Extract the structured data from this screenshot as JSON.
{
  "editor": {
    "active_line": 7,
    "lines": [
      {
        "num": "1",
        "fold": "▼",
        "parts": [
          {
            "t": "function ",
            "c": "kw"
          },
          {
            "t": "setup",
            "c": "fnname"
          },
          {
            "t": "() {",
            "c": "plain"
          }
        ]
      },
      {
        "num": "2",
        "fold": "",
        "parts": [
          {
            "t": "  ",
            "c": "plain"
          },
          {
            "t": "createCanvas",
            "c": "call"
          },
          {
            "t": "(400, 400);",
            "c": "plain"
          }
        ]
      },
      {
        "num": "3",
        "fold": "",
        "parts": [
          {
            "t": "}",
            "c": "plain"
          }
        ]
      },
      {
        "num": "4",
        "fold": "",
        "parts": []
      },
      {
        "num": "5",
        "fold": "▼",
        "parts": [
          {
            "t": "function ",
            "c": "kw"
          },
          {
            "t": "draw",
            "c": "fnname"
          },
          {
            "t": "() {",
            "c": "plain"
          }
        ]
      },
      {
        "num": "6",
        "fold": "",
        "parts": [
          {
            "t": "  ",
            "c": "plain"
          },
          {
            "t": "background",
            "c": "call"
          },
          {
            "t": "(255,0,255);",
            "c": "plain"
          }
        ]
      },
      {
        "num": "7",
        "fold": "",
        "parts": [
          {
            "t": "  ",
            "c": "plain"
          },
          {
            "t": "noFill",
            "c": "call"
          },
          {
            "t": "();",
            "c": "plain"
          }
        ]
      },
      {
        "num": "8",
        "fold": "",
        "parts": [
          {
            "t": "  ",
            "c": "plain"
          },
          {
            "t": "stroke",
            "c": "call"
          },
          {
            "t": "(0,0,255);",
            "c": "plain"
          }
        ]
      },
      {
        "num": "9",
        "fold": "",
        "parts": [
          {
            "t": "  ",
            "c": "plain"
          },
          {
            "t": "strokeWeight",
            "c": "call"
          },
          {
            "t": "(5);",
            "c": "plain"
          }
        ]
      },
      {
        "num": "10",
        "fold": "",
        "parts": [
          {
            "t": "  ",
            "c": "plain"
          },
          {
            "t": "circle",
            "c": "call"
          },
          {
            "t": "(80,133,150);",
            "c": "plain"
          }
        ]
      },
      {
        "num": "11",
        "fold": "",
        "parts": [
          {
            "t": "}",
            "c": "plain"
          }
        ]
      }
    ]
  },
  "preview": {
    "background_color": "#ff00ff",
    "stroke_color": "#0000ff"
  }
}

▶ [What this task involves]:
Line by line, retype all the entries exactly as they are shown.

▶ [Answer box]:
Extract the structured data from this screenshot as JSON.
{
  "editor": {
    "active_line": 7,
    "lines": [
      {
        "num": "1",
        "fold": "▼",
        "parts": [
          {
            "t": "function ",
            "c": "kw"
          },
          {
            "t": "setup",
            "c": "fnname"
          },
          {
            "t": "() {",
            "c": "plain"
          }
        ]
      },
      {
        "num": "2",
        "fold": "",
        "parts": [
          {
            "t": "  ",
            "c": "plain"
          },
          {
            "t": "createCanvas",
            "c": "call"
          },
          {
            "t": "(400, 400);",
            "c": "plain"
          }
        ]
      },
      {
        "num": "3",
        "fold": "",
        "parts": [
          {
            "t": "}",
            "c": "plain"
          }
        ]
      },
      {
        "num": "4",
        "fold": "",
        "parts": []
      },
      {
        "num": "5",
        "fold": "▼",
        "parts": [
          {
            "t": "function ",
            "c": "kw"
          },
          {
            "t": "draw",
            "c": "fnname"
          },
          {
            "t": "() {",
            "c": "plain"
          }
        ]
      },
      {
        "num": "6",
        "fold": "",
        "parts": [
          {
            "t": "  ",
            "c": "plain"
          },
          {
            "t": "background",
            "c": "call"
          },
          {
            "t": "(255,0,255);",
            "c": "plain"
          }
        ]
      },
      {
        "num": "7",
        "fold": "",
        "parts": [
          {
            "t": "  ",
            "c": "plain"
          },
          {
            "t": "noFill",
            "c": "call"
          },
          {
            "t": "();",
            "c": "plain"
          }
        ]
      },
      {
        "num": "8",
        "fold": "",
        "parts": [
          {
            "t": "  ",
            "c": "plain"
          },
          {
            "t": "stroke",
            "c": "call"
          },
          {
            "t": "(0,0,255);",
            "c": "plain"
          }
        ]
      },
      {
        "num": "9",
        "fold": "",
        "parts": [
          {
            "t": "  ",
            "c": "plain"
          },
          {
            "t": "strokeWeight",
            "c": "call"
          },
          {
            "t": "(5);",
            "c": "plain"
          }
        ]
      },
      {
        "num": "10",
        "fold": "",
        "parts": [
          {
            "t": "  ",
            "c": "plain"
          },
          {
            "t": "circle",
            "c": "call"
          },
          {
            "t": "(80,133,150);",
            "c": "plain"
          }
        ]
      },
      {
        "num": "11",
        "fold": "",
        "parts": [
          {
            "t": "}",
            "c": "plain"
          }
        ]
      }
    ]
  },
  "preview": {
    "background_color": "#ff00ff",
    "stroke_color": "#0000ff"
  }
}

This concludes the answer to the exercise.